Describe the size and content of the genome. How many chromosomes? Circular or linear? Other interesting features? What is known about its sequence?

4. Cell structure

Interesting features of cell structure. Can be combined with “metabolic processes”

5. Metabolic processes

Describe important sources of energy, electrons, and carbon (i.e. trophy) for the organism/organisms you are focusing on, as well as important molecules it/they synthesize(s).

6. Ecology

C. blankii has been found mainly associated with the human respiratory system, where it acts as an obligate pathogen [2] [3] Before associating with humans, C. blankii originated in the organs of mink.3 In these organisms, C. blankii had devastating effects and in all cases observed, caused death. C. blankii also forms symbiotic relationships with other organisms; the main example explored was discovered in India between pollinating bees, A. indica, and C. blankii [4]. In this symbiotic relationship, C. blankii is found on the nectary glands of the flower, A. indica, that bees pollinate. This relationship is not fully understood yet; however, it has been shown that A. indica flowers more in the presence of C. blankii [4]

7. Pathology

How does this organism cause disease? Human, animal, plant hosts? Virulence factors, as well as patient symptoms.

8. Current Research

Include information about how this microbe (or related microbes) are currently being studied and for what purpose

9. References
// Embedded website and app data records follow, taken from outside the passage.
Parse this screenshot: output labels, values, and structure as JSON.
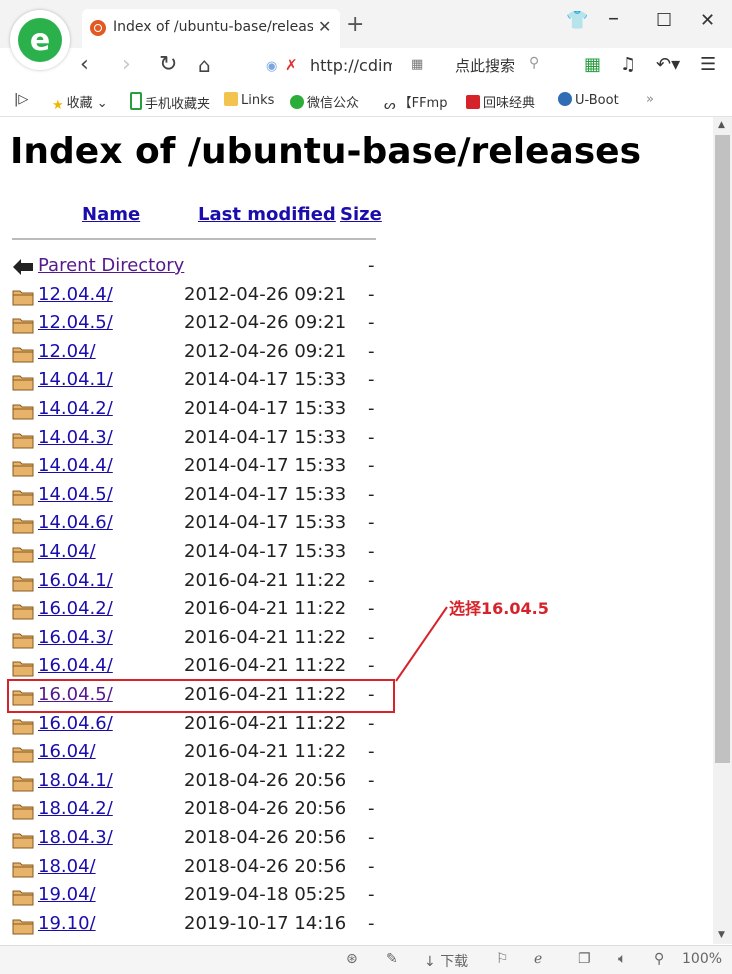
{
  "browser": {
    "tab_title": "Index of /ubuntu-base/releases",
    "url_text": "http://cdim",
    "search_placeholder": "点此搜索",
    "zoom": "100%",
    "download_label": "下载"
  },
  "bookmarks": [
    {
      "label": "收藏",
      "icon": "star-icon"
    },
    {
      "label": "手机收藏夹",
      "icon": "phone-icon"
    },
    {
      "label": "Links",
      "icon": "folder-icon"
    },
    {
      "label": "微信公众",
      "icon": "wechat-icon"
    },
    {
      "label": "【FFmp",
      "icon": "app-icon"
    },
    {
      "label": "回味经典",
      "icon": "app-icon"
    },
    {
      "label": "U-Boot",
      "icon": "uboot-icon"
    }
  ],
  "page": {
    "heading": "Index of /ubuntu-base/releases",
    "columns": {
      "name": "Name",
      "modified": "Last modified",
      "size": "Size"
    },
    "parent": {
      "label": "Parent Directory",
      "size": "-"
    },
    "rows": [
      {
        "name": "12.04.4/",
        "date": "2012-04-26 09:21",
        "size": "-"
      },
      {
        "name": "12.04.5/",
        "date": "2012-04-26 09:21",
        "size": "-"
      },
      {
        "name": "12.04/",
        "date": "2012-04-26 09:21",
        "size": "-"
      },
      {
        "name": "14.04.1/",
        "date": "2014-04-17 15:33",
        "size": "-"
      },
      {
        "name": "14.04.2/",
        "date": "2014-04-17 15:33",
        "size": "-"
      },
      {
        "name": "14.04.3/",
        "date": "2014-04-17 15:33",
        "size": "-"
      },
      {
        "name": "14.04.4/",
        "date": "2014-04-17 15:33",
        "size": "-"
      },
      {
        "name": "14.04.5/",
        "date": "2014-04-17 15:33",
        "size": "-"
      },
      {
        "name": "14.04.6/",
        "date": "2014-04-17 15:33",
        "size": "-"
      },
      {
        "name": "14.04/",
        "date": "2014-04-17 15:33",
        "size": "-"
      },
      {
        "name": "16.04.1/",
        "date": "2016-04-21 11:22",
        "size": "-"
      },
      {
        "name": "16.04.2/",
        "date": "2016-04-21 11:22",
        "size": "-"
      },
      {
        "name": "16.04.3/",
        "date": "2016-04-21 11:22",
        "size": "-"
      },
      {
        "name": "16.04.4/",
        "date": "2016-04-21 11:22",
        "size": "-"
      },
      {
        "name": "16.04.5/",
        "date": "2016-04-21 11:22",
        "size": "-"
      },
      {
        "name": "16.04.6/",
        "date": "2016-04-21 11:22",
        "size": "-"
      },
      {
        "name": "16.04/",
        "date": "2016-04-21 11:22",
        "size": "-"
      },
      {
        "name": "18.04.1/",
        "date": "2018-04-26 20:56",
        "size": "-"
      },
      {
        "name": "18.04.2/",
        "date": "2018-04-26 20:56",
        "size": "-"
      },
      {
        "name": "18.04.3/",
        "date": "2018-04-26 20:56",
        "size": "-"
      },
      {
        "name": "18.04/",
        "date": "2018-04-26 20:56",
        "size": "-"
      },
      {
        "name": "19.04/",
        "date": "2019-04-18 05:25",
        "size": "-"
      },
      {
        "name": "19.10/",
        "date": "2019-10-17 14:16",
        "size": "-"
      }
    ]
  },
  "annotation": {
    "text": "选择16.04.5",
    "color": "#d6232a"
  },
  "colors": {
    "link": "#1a0dab",
    "folder": "#e7b36b",
    "highlight": "#d6232a"
  }
}
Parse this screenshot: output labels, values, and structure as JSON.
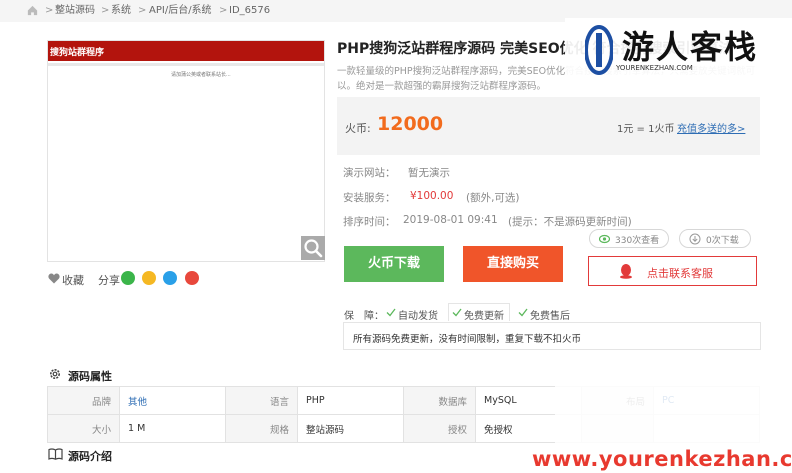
{
  "breadcrumb": {
    "items": [
      "整站源码",
      "系统",
      "API/后台/系统",
      "ID_6576"
    ],
    "separator": ">"
  },
  "preview": {
    "banner_title": "搜狗站群程序",
    "subtitle": "请加蒲公英或者联系站长..."
  },
  "actions": {
    "favorite_label": "收藏",
    "share_label": "分享"
  },
  "product": {
    "title": "PHP搜狗泛站群程序源码 完美SEO优化 符合搜狗搜索引擎算法",
    "description": "一款轻量级的PHP搜狗泛站群程序源码，完美SEO优化符合搜狗搜索引擎算法，只需要放关键词就可以。绝对是一款超强的霸屏搜狗泛站群程序源码。"
  },
  "logo": {
    "text": "游人客栈",
    "url": "YOURENKEZHAN.COM"
  },
  "price": {
    "label": "火币:",
    "value": "12000",
    "rate": "1元 = 1火币",
    "rate_link": "充值多送的多>"
  },
  "info": {
    "demo_label": "演示网站：",
    "demo_value": "暂无演示",
    "install_label": "安装服务：",
    "install_price": "¥100.00",
    "install_note": "(额外,可选)",
    "time_label": "排序时间：",
    "time_value": "2019-08-01 09:41",
    "time_note": "(提示：不是源码更新时间)"
  },
  "stats": {
    "views": "330次查看",
    "downloads": "0次下载"
  },
  "buttons": {
    "download": "火币下载",
    "buy": "直接购买",
    "contact": "点击联系客服"
  },
  "guarantee": {
    "label": "保　障：",
    "items": [
      "自动发货",
      "免费更新",
      "免费售后"
    ]
  },
  "notice": "所有源码免费更新，没有时间限制，重复下载不扣火币",
  "attributes": {
    "title": "源码属性",
    "rows": [
      [
        [
          "品牌",
          "其他"
        ],
        [
          "语言",
          "PHP"
        ],
        [
          "数据库",
          "MySQL"
        ],
        [
          "布局",
          "PC"
        ]
      ],
      [
        [
          "大小",
          "1 M"
        ],
        [
          "规格",
          "整站源码"
        ],
        [
          "授权",
          "免授权"
        ],
        [
          "",
          ""
        ]
      ]
    ]
  },
  "intro": {
    "title": "源码介绍"
  },
  "watermark": "www.yourenkezhan.com",
  "colors": {
    "accent_orange": "#f26b1d",
    "download_green": "#5cb85c",
    "buy_red": "#f0552a",
    "link_blue": "#2e6db4",
    "banner_red": "#b3140d",
    "watermark_red": "#e8392f"
  }
}
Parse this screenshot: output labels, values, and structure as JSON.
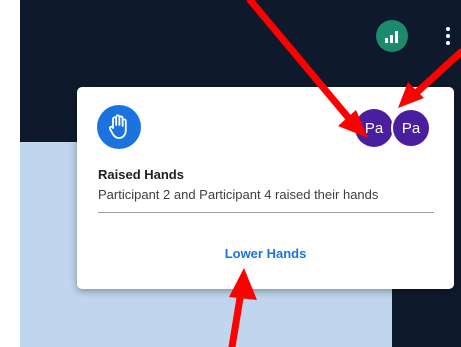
{
  "notification": {
    "title": "Raised Hands",
    "message": "Participant 2 and Participant 4 raised their hands",
    "action_label": "Lower Hands",
    "avatars": [
      "Pa",
      "Pa"
    ]
  },
  "colors": {
    "accent": "#1b73e0",
    "avatar": "#4a1f9f",
    "signal": "#1d8a6e",
    "background": "#0e1a2c",
    "panel": "#bfd6ee",
    "annotation_arrow": "#ff0000"
  },
  "icons": {
    "notification_icon": "raised-hand-icon",
    "network_indicator": "signal-bars-icon",
    "menu": "more-vertical-icon"
  }
}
  1. https://www.ncbi.nlm.nih.gov/Taxonomy/Browser/wwwtax.cgi?id=45524
  2. Al-Haqqan, A., Al-Sweih, N., Ahmad, S., Khan, S., Joseph, L., Varghese, S., & Khan, Z. 2018. Azole-resistant Candida blankii as a newly recognized cause of bloodstream infection. New Microbes and New Infections, 26: 25-29.
  3. Nobrega de Almeida, J., Campos, S. V., Thomaz, D. Y., Thomaz, L., de Almeida, R. K. G., Del Negro, G. M. B., … Benard, G. (2018). Candida blankii: an emergent opportunistic yeast with reduced susceptibility to antifungals. Emerging Microbes & Infections, 7, 24.
  4. Sandhu, D. K & Waraich, M. K. (1985). Yeasts Associated with Pollinating Bees and Flower Nectar. Microbial Ecology. 11:51-58.
  5. Arlyapov, B. Kamanin, S. Ponamoreva, O. Reshetilov, A. 2012. Biosensor analyzer for BOD index express control on the basis of the yeast microorganisms Candida maltosa, Candida blankii, and Debaryomyces hansenii. Enzyme and Microbial Technology, 50, 215-220.
  6. Tzvetkova, B., Hristozova, T., Angelov, A., and Paskaleva, D. 2004. Effect of furfural on the growth of lactose-utilizing Candida Blankii 35. World Journal of Microbiology and Biotechnology, 20(3): 219-223
  7. K. Tsekova, A. Kaimaktchiev & A. Krumov (1999) Production of Fumaric Acid from n-Alcanes by Candida Blankii NA-83, Biotechnology & Biotechnological Equipment, 13:2, 24-26.
    1. https://www.ncbi.nlm.nih.gov/Taxonomy/Browser/wwwtax.cgi?id=45524
    2. 2.0 2.1 2.2 2.3 2.4 2.5 Al-Haqqan, A., Al-Sweih, N., Ahmad, S., Khan, S., Joseph, L., Varghese, S., & Khan, Z. 2018. Azole-resistant Candida blankii as a newly recognized cause of bloodstream infection. New Microbes and New Infections, 26: 25-29.
    3. 3.0 3.1 3.2 3.3 Nobrega de Almeida, J., Campos, S. V., Thomaz, D. Y., Thomaz, L., de Almeida, R. K. G., Del Negro, G. M. B., … Benard, G. (2018). Candida blankii: an emergent opportunistic yeast with reduced susceptibility to antifungals. Emerging Microbes & Infections, 7, 24.
    4. 4.0 4.1 Sandhu, D. K & Waraich, M. K. (1985). Yeasts Associated with Pollinating Bees and Flower Nectar. Microbial Ecology. 11:51-58.